Ultrasonic and resistive hydrogen sensors for inert gas/water vapour atmospheres
Hydrogen concentration measurements were developed for a series of experiments in which a molten oxide is mixed with water to study vapour explosion phenomena. The gas mixture to be analyzed consisted of hydrogen with water vapour and either helium or argon. Two types of sensor have been developed for these tests. The first is an ultrasonic sensor, which detects variations in the acoustic velocity within a 0.4mm-diameter palladium wire. The sensor measures hydrogen concentrations between 0.1-100%, at atmospheric pressure, over an operating range of 200-400 degrees Celsius. The response time is ~30 s at 180 degrees Celsius and 8 s at 380 degrees Celsius. The second sensor consists of a palladium coil, constructed with 0.05 mm diameter wire that is wound on a ceramic tube. Measurements of wire resistance were used to detect hydrogen pressure. This sensor operates at 150-300 degrees Celsius and measures hydrogen concentrations of 1-100%. The response time is short, 1-2s for a temperature of 300 degrees Celsius.

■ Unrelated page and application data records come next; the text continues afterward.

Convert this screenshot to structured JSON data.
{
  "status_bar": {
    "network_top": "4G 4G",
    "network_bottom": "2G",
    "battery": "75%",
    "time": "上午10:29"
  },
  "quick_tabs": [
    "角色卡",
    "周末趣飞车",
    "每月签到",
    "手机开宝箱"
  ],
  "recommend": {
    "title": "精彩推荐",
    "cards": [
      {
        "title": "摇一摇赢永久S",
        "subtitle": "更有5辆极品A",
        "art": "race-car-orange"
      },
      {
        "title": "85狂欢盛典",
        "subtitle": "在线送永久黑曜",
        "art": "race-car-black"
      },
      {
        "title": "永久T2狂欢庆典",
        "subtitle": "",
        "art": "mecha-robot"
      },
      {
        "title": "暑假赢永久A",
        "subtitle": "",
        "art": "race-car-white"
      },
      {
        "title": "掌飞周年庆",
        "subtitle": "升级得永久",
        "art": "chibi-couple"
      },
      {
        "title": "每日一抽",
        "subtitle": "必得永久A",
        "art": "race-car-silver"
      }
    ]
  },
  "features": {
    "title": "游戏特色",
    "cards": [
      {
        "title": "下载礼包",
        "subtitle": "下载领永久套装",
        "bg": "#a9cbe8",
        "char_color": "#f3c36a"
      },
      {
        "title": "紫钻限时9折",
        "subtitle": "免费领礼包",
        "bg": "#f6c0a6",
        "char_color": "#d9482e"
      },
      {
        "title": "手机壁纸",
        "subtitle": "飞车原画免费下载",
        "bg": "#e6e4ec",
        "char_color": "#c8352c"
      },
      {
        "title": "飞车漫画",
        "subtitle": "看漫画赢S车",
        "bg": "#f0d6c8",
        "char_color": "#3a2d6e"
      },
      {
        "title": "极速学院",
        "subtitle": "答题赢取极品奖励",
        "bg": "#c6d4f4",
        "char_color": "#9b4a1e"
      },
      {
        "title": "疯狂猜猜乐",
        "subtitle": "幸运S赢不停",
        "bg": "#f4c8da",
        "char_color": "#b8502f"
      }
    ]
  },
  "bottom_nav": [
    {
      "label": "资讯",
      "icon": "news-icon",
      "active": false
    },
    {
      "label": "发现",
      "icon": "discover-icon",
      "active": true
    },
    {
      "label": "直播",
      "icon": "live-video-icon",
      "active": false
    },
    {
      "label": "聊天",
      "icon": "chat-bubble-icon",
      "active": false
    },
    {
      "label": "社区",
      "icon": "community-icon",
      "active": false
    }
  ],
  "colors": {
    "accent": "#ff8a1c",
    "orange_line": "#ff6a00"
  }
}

Bibliographic Reference: Article: Measurement Science and Technology (1999)
Record Number: 200011821 / Last updated on: 2000-02-25
Original language: en
Available languages: en